Poaching has completely wiped out the rhino herds, but lion are often seen and large elephant herds. The range of species also includes reticulated giraffe, Grevy's zebra and Somali ostrich. The birdlife is diverse including marshal eagle, pygmy falcons, hornbills and Egyptian geese.
In the plains of the Samburu National Reserve we didn't see many animals. The first two hours in the park on our way from the entrance to the Samburu lodge we saw some zebras, reticulated giraffes and gerenuk antilopes.
Just before arriving at the lodge in the riverine woodlands we discovered a lot of elephants. A pity we didn't see cheetahs and leopards during our three game-drives.
After we spotted the lions at the plains, they moved towards the riverine forest. They crossed the track just in front of our truck. It was amazing, so see them that close !
We had to turn our truck and tried to overtake them again. I think they did their hunting in the meantime, because when we saw them again, they were having their breakfast between the bushes. It was so far and and the lions were so hidden in the high grass, that we couldn't recognise which kind of animal they had catched.
During my former visits to National Parks in Africa it was not very common to see buffalos. So we made some efforts with our truck to find a track to approach this buffalo at the riverside. It was our last game-drive in the Samburu National Reserve before we left for Maralal.
Because of the differences in height we couldn't approach any further, but we were near enough to discover this buffalo had only one horn.
At our last gamedrive early in the morning we were very lucky to see four female lions. We saw them at the edge of the plains and the riverine forest. The highlight of the day !
To see lions is always very impressive for me. The first time I visited Nationals Parks in Africa, it took four weeks before I saw lions at the very last day. So this time we were lucky to see lions in the first Reserve we visited during this trip.
Do make a visit to the Samburu people, who live on the edges of the game reserve.
Yes, you have to pay, but it's worth it. I was so moved when the women sang me a welcome song. They also explain about the social hyrarchie, show you their house, visit the spear maker, ...
At the end of your visit, all the women show their goods on the 'market'.
We had seen the tiny Dik-Dik in Amboseli, but they are terribly nervous animals and move away at the slightest noise that they don't like. Normally always in pairs we found this little fellow on its own, but surprisingly not making his usual dik-dik sound. Only standing at 30 cms they are the smallest of all antelopes.
Photo 2. A female waterbuck seemingly keeping an eye out for the Dik-Dik.
Photo 3. Superb profile the Red-Beaked Calao. The male and female are very similar although the male has a larger beak.

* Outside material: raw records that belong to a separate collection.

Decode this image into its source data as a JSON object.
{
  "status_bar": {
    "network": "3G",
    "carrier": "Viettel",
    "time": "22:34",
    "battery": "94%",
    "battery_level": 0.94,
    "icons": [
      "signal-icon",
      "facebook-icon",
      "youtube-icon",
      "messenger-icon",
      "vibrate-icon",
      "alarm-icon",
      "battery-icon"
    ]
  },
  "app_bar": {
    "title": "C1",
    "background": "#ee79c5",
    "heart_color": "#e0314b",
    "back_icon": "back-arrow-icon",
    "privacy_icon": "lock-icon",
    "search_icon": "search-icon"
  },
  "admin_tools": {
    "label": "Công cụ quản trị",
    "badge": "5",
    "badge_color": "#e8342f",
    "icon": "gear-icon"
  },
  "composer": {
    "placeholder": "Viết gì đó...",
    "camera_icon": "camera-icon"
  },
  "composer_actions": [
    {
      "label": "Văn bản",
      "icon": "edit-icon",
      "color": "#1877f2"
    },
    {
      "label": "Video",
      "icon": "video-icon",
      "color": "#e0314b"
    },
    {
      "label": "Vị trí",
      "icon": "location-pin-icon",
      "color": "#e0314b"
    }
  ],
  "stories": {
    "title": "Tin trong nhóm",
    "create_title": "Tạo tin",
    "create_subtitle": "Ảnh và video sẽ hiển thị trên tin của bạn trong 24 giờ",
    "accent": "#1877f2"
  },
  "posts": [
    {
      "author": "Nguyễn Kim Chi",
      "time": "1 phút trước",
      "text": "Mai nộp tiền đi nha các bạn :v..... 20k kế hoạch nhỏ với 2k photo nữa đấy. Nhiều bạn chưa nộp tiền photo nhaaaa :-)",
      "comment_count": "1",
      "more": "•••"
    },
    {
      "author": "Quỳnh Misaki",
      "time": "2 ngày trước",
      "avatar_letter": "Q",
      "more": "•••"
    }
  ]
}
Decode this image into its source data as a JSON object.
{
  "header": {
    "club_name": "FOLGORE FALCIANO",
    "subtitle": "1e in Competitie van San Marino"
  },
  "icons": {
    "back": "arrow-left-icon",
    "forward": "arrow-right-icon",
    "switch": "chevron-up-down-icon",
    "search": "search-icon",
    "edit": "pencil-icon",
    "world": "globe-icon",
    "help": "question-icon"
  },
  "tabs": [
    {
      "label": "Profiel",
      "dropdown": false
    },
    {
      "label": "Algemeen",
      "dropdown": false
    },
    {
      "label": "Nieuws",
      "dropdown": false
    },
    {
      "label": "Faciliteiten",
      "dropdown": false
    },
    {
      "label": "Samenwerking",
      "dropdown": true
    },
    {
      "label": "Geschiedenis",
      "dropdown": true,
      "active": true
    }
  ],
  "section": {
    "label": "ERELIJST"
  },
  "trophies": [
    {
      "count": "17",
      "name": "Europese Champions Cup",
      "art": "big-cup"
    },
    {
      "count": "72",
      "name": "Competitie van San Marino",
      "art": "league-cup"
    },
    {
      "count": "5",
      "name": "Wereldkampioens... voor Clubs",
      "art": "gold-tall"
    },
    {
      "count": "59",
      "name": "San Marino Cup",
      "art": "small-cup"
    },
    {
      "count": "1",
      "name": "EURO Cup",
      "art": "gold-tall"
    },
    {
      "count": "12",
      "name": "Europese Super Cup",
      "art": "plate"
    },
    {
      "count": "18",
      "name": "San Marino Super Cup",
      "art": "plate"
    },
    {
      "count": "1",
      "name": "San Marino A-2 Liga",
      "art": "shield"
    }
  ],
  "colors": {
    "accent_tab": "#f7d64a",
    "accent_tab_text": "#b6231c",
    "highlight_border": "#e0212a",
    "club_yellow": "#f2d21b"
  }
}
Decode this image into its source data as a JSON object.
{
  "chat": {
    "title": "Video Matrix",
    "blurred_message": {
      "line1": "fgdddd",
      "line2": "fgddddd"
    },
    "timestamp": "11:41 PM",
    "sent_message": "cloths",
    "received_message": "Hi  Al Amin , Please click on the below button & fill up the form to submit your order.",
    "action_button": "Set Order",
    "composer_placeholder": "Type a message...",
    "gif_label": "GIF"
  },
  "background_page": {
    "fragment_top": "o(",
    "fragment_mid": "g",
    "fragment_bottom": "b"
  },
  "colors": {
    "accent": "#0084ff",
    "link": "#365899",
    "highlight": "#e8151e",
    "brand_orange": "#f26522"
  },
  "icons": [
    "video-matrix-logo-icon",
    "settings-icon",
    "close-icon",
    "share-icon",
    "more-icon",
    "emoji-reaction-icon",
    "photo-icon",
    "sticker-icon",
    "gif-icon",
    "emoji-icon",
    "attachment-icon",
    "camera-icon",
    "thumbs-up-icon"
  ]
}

Photo 4. This strange looking bird is the Helmeted Guineafowl. Weighing in at around 1.25 kilos, it will run before flying when alarmed but can actually fly short distances. May be seen in quite large flocks scratching around for insects and roots.

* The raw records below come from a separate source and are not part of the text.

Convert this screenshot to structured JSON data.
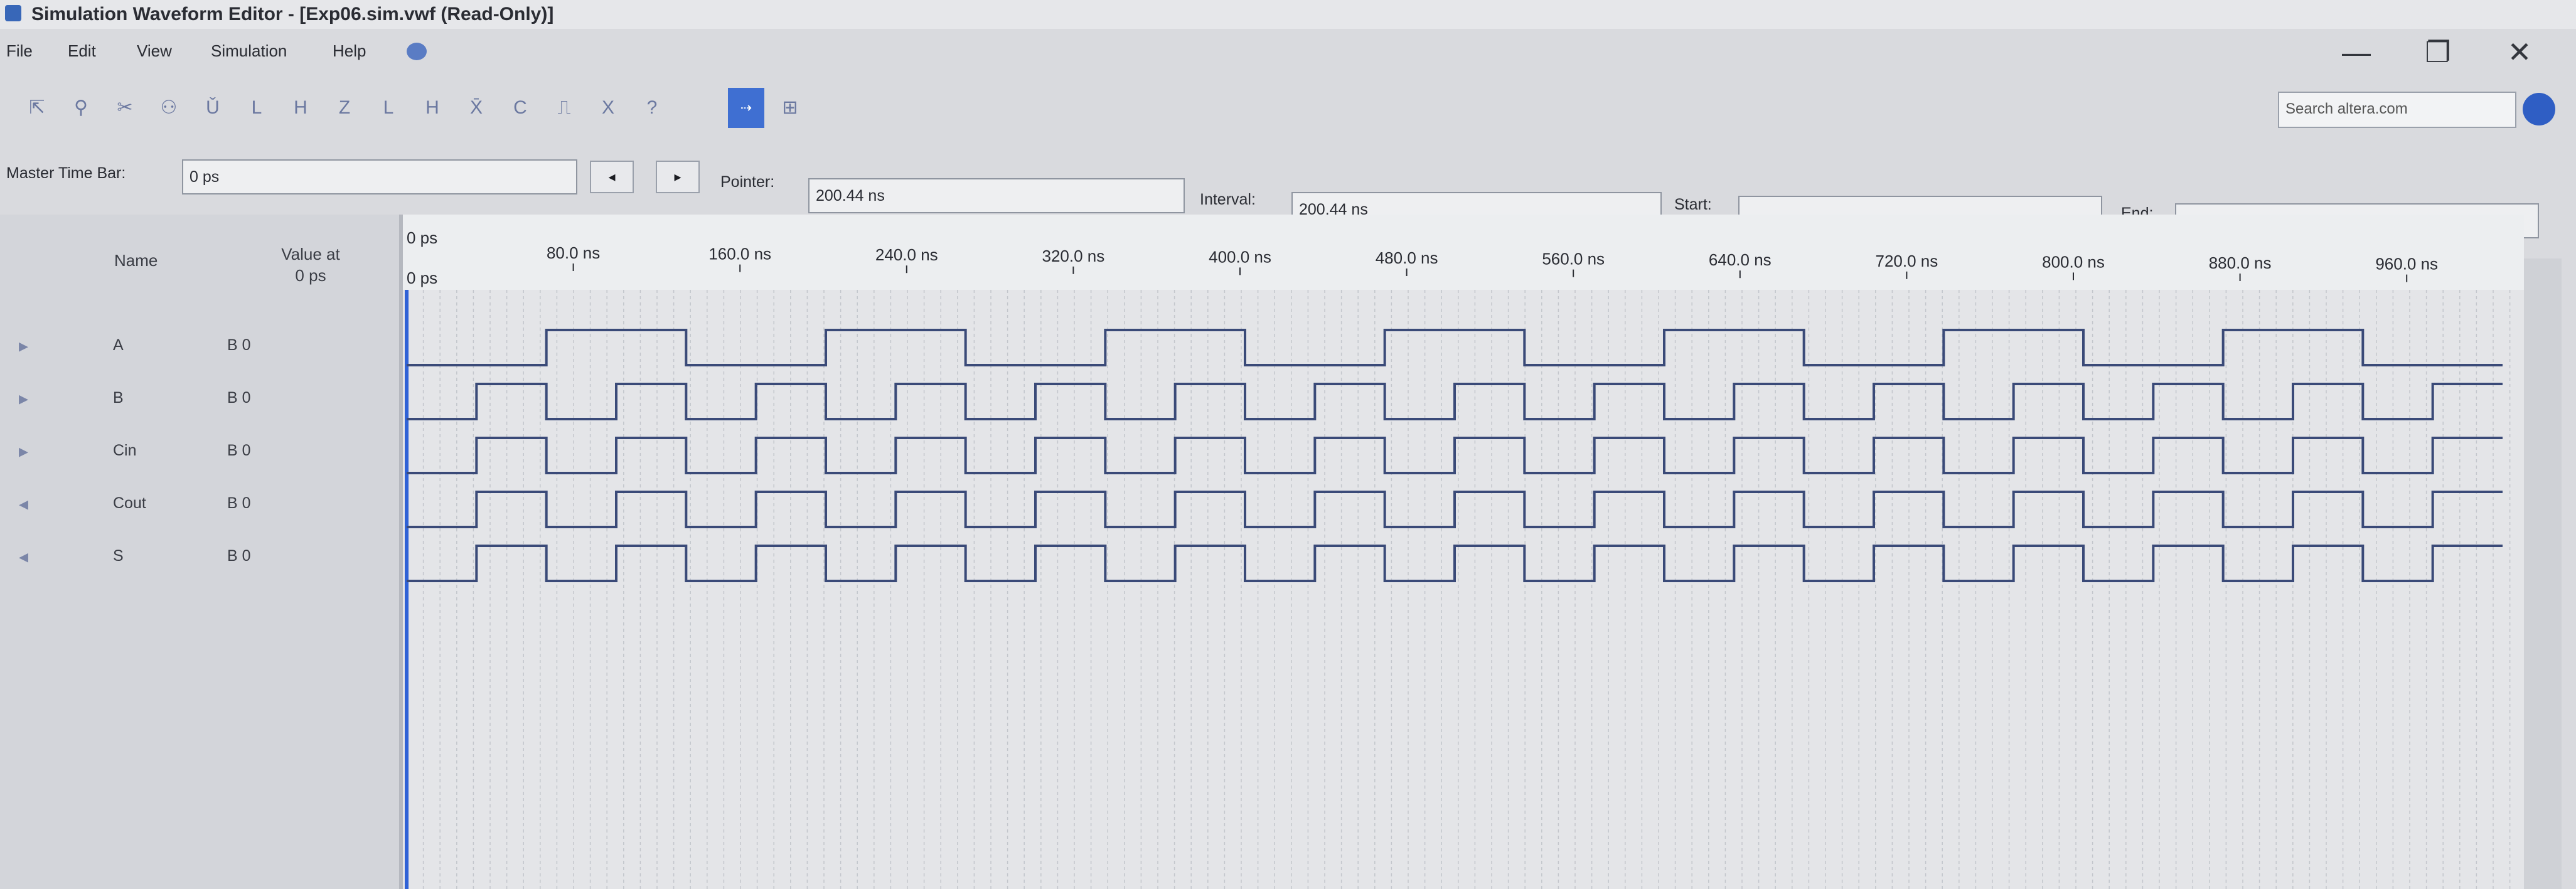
{
  "window": {
    "title": "Simulation Waveform Editor - [Exp06.sim.vwf (Read-Only)]"
  },
  "menu": [
    "File",
    "Edit",
    "View",
    "Simulation",
    "Help"
  ],
  "window_controls": {
    "minimize": "—",
    "restore": "❐",
    "close": "✕"
  },
  "toolbar": {
    "tools": [
      "select-icon",
      "zoom-icon",
      "cut-icon",
      "node-finder-icon",
      "uninitialized-icon",
      "forcing-low-icon",
      "forcing-high-icon",
      "high-impedance-icon",
      "weak-low-icon",
      "weak-high-icon",
      "invert-icon",
      "count-value-icon",
      "clock-icon",
      "arbitrary-value-icon",
      "random-value-icon",
      "snap-icon",
      "grid-icon"
    ],
    "active_label": "snap",
    "search_placeholder": "Search altera.com"
  },
  "timebar": {
    "master_label": "Master Time Bar:",
    "master_value": "0 ps",
    "pointer_label": "Pointer:",
    "pointer_value": "200.44 ns",
    "interval_label": "Interval:",
    "interval_value": "200.44 ns",
    "start_label": "Start:",
    "start_value": "",
    "end_label": "End:",
    "end_value": ""
  },
  "columns": {
    "name": "Name",
    "value_at": "Value at",
    "value_time": "0 ps"
  },
  "signals": [
    {
      "name": "A",
      "value": "B 0"
    },
    {
      "name": "B",
      "value": "B 0"
    },
    {
      "name": "Cin",
      "value": "B 0"
    },
    {
      "name": "Cout",
      "value": "B 0"
    },
    {
      "name": "S",
      "value": "B 0"
    }
  ],
  "time_axis": {
    "start_label": "0 ps",
    "cursor_label": "0 ps",
    "ticks": [
      "80.0 ns",
      "160.0 ns",
      "240.0 ns",
      "320.0 ns",
      "400.0 ns",
      "480.0 ns",
      "560.0 ns",
      "640.0 ns",
      "720.0 ns",
      "800.0 ns",
      "880.0 ns",
      "960.0 ns"
    ]
  },
  "waveforms": {
    "A": [
      0,
      0,
      1,
      1,
      0,
      0,
      1,
      1,
      0,
      0,
      1,
      1,
      0,
      0,
      1,
      1,
      0,
      0,
      1,
      1,
      0,
      0,
      1,
      1,
      0,
      0,
      1,
      1,
      0,
      0
    ],
    "B": [
      0,
      1,
      0,
      1,
      0,
      1,
      0,
      1,
      0,
      1,
      0,
      1,
      0,
      1,
      0,
      1,
      0,
      1,
      0,
      1,
      0,
      1,
      0,
      1,
      0,
      1,
      0,
      1,
      0,
      1
    ],
    "Cin": [
      0,
      1,
      0,
      1,
      0,
      1,
      0,
      1,
      0,
      1,
      0,
      1,
      0,
      1,
      0,
      1,
      0,
      1,
      0,
      1,
      0,
      1,
      0,
      1,
      0,
      1,
      0,
      1,
      0,
      1
    ],
    "Cout": [
      0,
      1,
      0,
      1,
      0,
      1,
      0,
      1,
      0,
      1,
      0,
      1,
      0,
      1,
      0,
      1,
      0,
      1,
      0,
      1,
      0,
      1,
      0,
      1,
      0,
      1,
      0,
      1,
      0,
      1
    ],
    "S": [
      0,
      1,
      0,
      1,
      0,
      1,
      0,
      1,
      0,
      1,
      0,
      1,
      0,
      1,
      0,
      1,
      0,
      1,
      0,
      1,
      0,
      1,
      0,
      1,
      0,
      1,
      0,
      1,
      0,
      1
    ]
  },
  "colors": {
    "wave": "#3a4a78",
    "cursor": "#2f62d6",
    "grid": "#c3c6cc"
  }
}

Photo 5. Beautiful colours of the sunset on an Impala.
The strange Gerenuk, has the body of an antelope and the neck of a small giraffe, that allows it to reach up to the top of tall bushes for food where other species cannot reach, for the succulent leaves. Its large eyes and ears has the same look as the "Mule Deer". The animal doesn't need to drink either as it gets its water from these same leaves and other buds and plants. The Gerenuk is also known as the Waller's gazelle and as the "Giraffe-necked Antelope".
We had just stopped to look at the Vervet monkeys and let the elephant past so he could cross the river, when our chauffeur/guide whispered "Look up to the left on the far bank, do you see the lioness ?". After much staring through leneses we finally spotted the first one, but after waiting 30 mins and moving along the bank a few yards, what was not our surprise to see the whole pride.At first the male couldn't be seen,but when, what we thought was a large rock, moved, the male was staring at us through a small bush. Even at that distance, the adrenaline cranked itself up. The pride consisted of 1 male, 2 lioness and 3 cubs.